By the time you have finished your experiment, you should have a detailed record of everything you did. As you perform each step, be sure that you have recorded all of details you think may be relevant before going on to the next step. (In a closely-timed experiment, you may want to write out the steps for the timed part before performing them, and then make any corrections as you go.)
Read over your procedure while it is still fresh in your mind (between the time you finish your experiment and the end of the day) so that you can add any missing details before you forget them.

Taking Data

The success of your experiment relies on the data and observations that you record. Record every detail that you think might possibly be significant in your notebook. After you finish your experiment, glance over your data tables to make sure you haven't missed any data points.
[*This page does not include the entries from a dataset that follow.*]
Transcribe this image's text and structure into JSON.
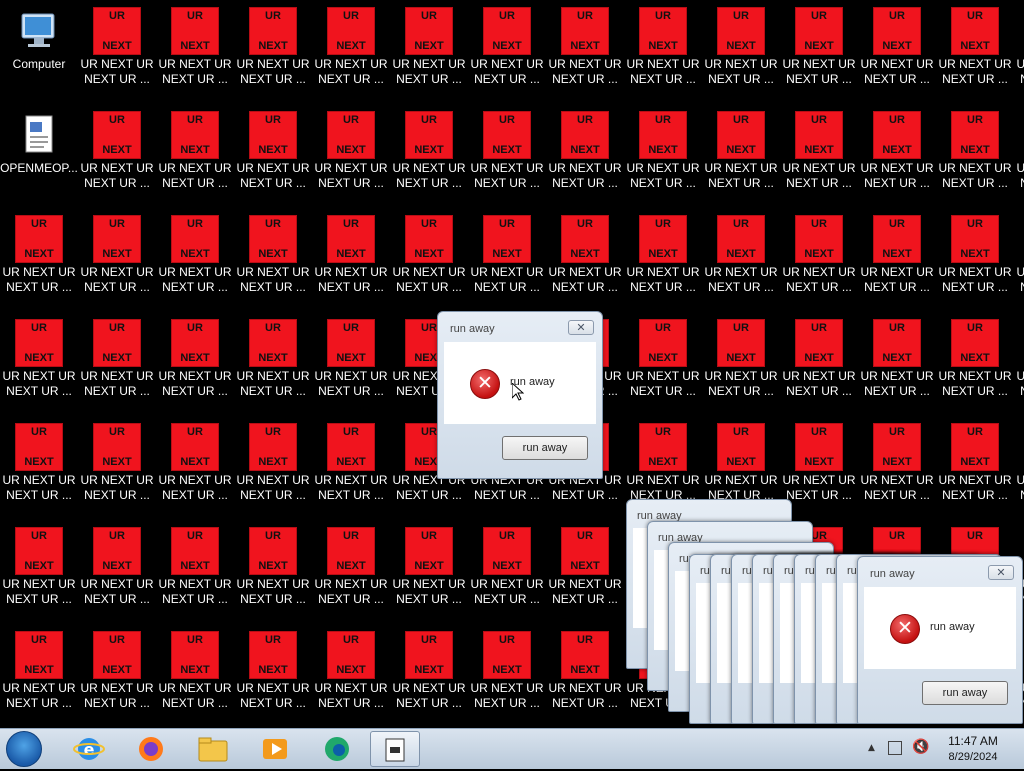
{
  "desktop": {
    "computer_label": "Computer",
    "openmeo_label": "OPENMEOP...",
    "tile_top": "UR",
    "tile_bottom": "NEXT",
    "caption_line1": "UR NEXT UR",
    "caption_line2": "NEXT UR ...",
    "tile_color": "#f0141e"
  },
  "dialog": {
    "title": "run away",
    "message": "run away",
    "button": "run away",
    "close": "✕"
  },
  "taskbar": {
    "time": "11:47 AM",
    "date": "8/29/2024",
    "apps": [
      "start-orb",
      "internet-explorer-icon",
      "firefox-icon",
      "file-explorer-icon",
      "media-player-icon",
      "edge-icon",
      "active-app-icon"
    ]
  }
}
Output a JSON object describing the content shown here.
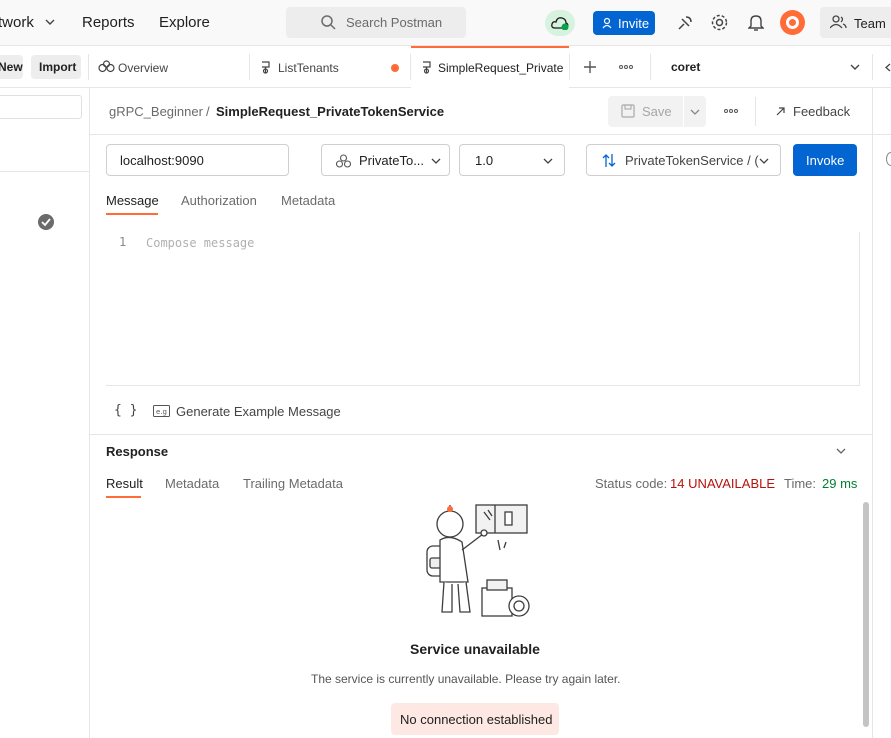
{
  "topbar": {
    "nav": [
      "twork",
      "Reports",
      "Explore"
    ],
    "search_placeholder": "Search Postman",
    "invite_label": "Invite",
    "team_label": "Team"
  },
  "tabs": {
    "left_buttons": [
      "New",
      "Import"
    ],
    "items": [
      {
        "label": "Overview"
      },
      {
        "label": "ListTenants"
      },
      {
        "label": "SimpleRequest_Private"
      }
    ],
    "environment": "coret"
  },
  "breadcrumb": {
    "collection": "gRPC_Beginner",
    "separator": "/",
    "request": "SimpleRequest_PrivateTokenService",
    "save_label": "Save",
    "feedback_label": "Feedback"
  },
  "request": {
    "url": "localhost:9090",
    "service": "PrivateTo...",
    "version": "1.0",
    "method": "PrivateTokenService / (",
    "invoke_label": "Invoke"
  },
  "request_tabs": [
    "Message",
    "Authorization",
    "Metadata"
  ],
  "editor": {
    "line_number": "1",
    "placeholder": "Compose message"
  },
  "editor_footer": {
    "braces": "{ }",
    "generate_label": "Generate Example Message"
  },
  "response": {
    "title": "Response",
    "tabs": [
      "Result",
      "Metadata",
      "Trailing Metadata"
    ],
    "status_label": "Status code:",
    "status_value": "14 UNAVAILABLE",
    "time_label": "Time:",
    "time_value": "29 ms",
    "empty_title": "Service unavailable",
    "empty_desc": "The service is currently unavailable. Please try again later.",
    "no_connection": "No connection established"
  },
  "colors": {
    "accent": "#ff6c37",
    "primary": "#0265d2",
    "error": "#b5120b",
    "success": "#007f31"
  }
}
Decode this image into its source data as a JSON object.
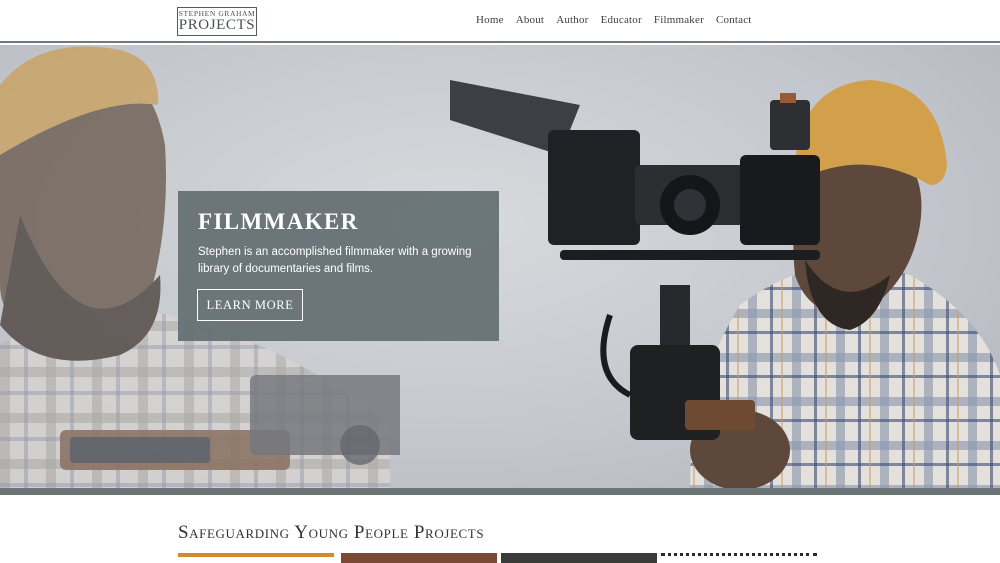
{
  "logo": {
    "top": "STEPHEN GRAHAM",
    "bottom": "PROJECTS"
  },
  "nav": [
    {
      "label": "Home"
    },
    {
      "label": "About"
    },
    {
      "label": "Author"
    },
    {
      "label": "Educator"
    },
    {
      "label": "Filmmaker"
    },
    {
      "label": "Contact"
    }
  ],
  "hero": {
    "title": "Filmmaker",
    "description": "Stephen is an accomplished filmmaker with a growing library of documentaries and films.",
    "button": "Learn more"
  },
  "section": {
    "title": "Safeguarding Young People Projects"
  },
  "colors": {
    "accent": "#d58a2e",
    "card": "#646f72",
    "bar": "#6b7476"
  }
}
After your experiment is complete and you have finished filling in the details of your procedure and data points, you are ready to begin analyzing your data. In general, your analysis will be whatever you need to do to use your data to answer your objective. If the experiment involved measurements, the data analysis will usually involve calculations and error analysis.
Your analysis should consider any possible sources of error (especially any errors that you believe actually occurred), considerations to keep in mind the next time you perform a similar experiment, and suggestions for future related experiments.

Works Cited

Pavia, Donald L., Gary M. Lampman, George S. Kriz, and Randall G. Engel. Introduction to Organic Laboratory Techniques, A Microscale Approach. (Philadelphia: Saunders College Publishing, 1990). Pp. 16-22.

File translated from TEX by TTH, version 3.72.
On 29 Oct 2010, 22:45.